“Yeah, I gotta go.”

“Sit down!”

“You’re boring me,” I rise to leave.

“I said sit down!”

A door opens. McEnany rushes in.

“The president told you to sit down.”

“On second thought, get his ass outta here!”

“You heard the president. Get out! I warned you. Mr. President, I swear I warned him.”

Just as I start to exit the room, the president yells. “You really wanna know why I haven’t said a goddamned thing about those dead people?!”

I stop and without turning around I say, “That’s the question.”

“It’s because I’m a winner. I’ve always been a winner. I know how to win. Even when I lose, I win, which means I never lose. That’s what you and the rest of your fake news loser friends will never understand. Those people who died from the virus were warriors. They went to war for me. Every day, thousands are willing to do the same. Why? Because everyone loves a winner. And deep in their hearts, everyone wants to be like me. Untouchable. You Trump haters want empathy? Empathy is for losers. Obama was full of empathy, and look at what it got him. He’s a disgrace. And I made him that way. Biden’s a disgrace too. Another loser, full of fake, loser empathy. Do you want to know what I really think of 100,000 people dead? It’s all fake. It’s all Democrat crap. It means nothing in the scheme of history. If Trump wasn’t such a great president, the body count would be 2 million people or more. One-hundred thousand warriors is a small price to pay. And there’s plenty more where they came from. Now get the hell out of my White House!”

I stand there for a moment taking it in.

“I said get the hell out of my White House!”

“Mr. President,” still with my back to him, “you underestimate the American people. Churchill was right. Americans can always be trusted to do the right thing, once all other possibilities have been exhausted. You’ve finally exhausted us.”
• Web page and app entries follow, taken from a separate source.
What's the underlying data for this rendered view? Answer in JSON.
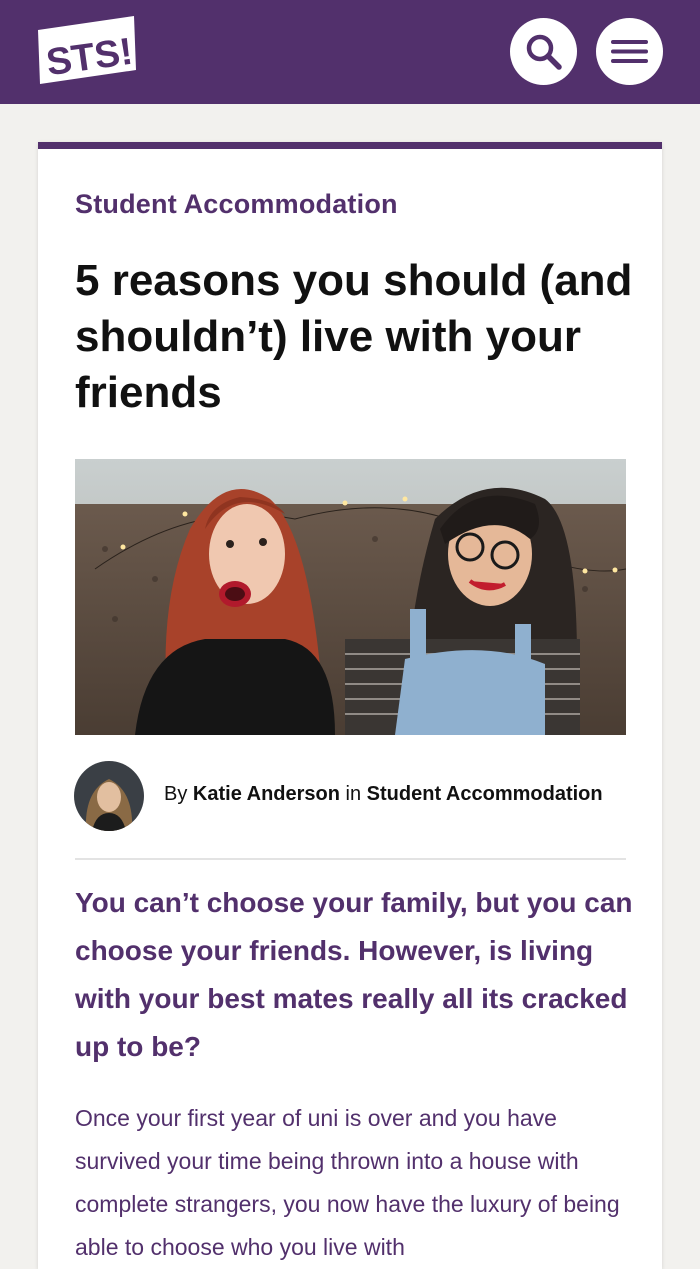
{
  "header": {
    "logo_text": "STS!",
    "search_icon": "search-icon",
    "menu_icon": "hamburger-menu-icon",
    "background_color": "#52306c"
  },
  "article": {
    "category": "Student Accommodation",
    "title": "5 reasons you should (and shouldn’t) live with your friends",
    "hero_image": "photo-two-friends-smiling-on-sofa",
    "byline": {
      "prefix": "By",
      "author": "Katie Anderson",
      "connector": "in",
      "section": "Student Accommodation"
    },
    "intro": "You can’t choose your family, but you can choose your friends. However, is living with your best mates really all its cracked up to be?",
    "body": "Once your first year of uni is over and you have survived your time being thrown into a house with complete strangers, you now have the luxury of being able to choose who you live with"
  },
  "colors": {
    "brand_purple": "#52306c",
    "page_background": "#f2f1ee",
    "text_dark": "#111111"
  }
}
Leading me out, McEnany scolds me the entire way. I ignore her and keep walking, thinking to myself, “It was the sort of interview I could only ever imagine.”

James E. Garcia
James E. Garcia is a Phoenix-based journalist, playwright and communications consultant. He is the editor and publisher of Vanguardia Arizona, which covers Latino news statewide, and the weekly newsletter Vanguardia America. As a journalist, he has worked as a reporter, columnist, editor and foreign correspondent. He was the first Latino Affairs correspondent for KJZZ, and the first Latino editor of major progressive news weekly in the U.S., The San Antonio Current. James has taught writing, ethnic studies, theater and Latino politics at ASU. He is the producing artistic director of New Carpa Theater Co. and the author of more than 30 plays.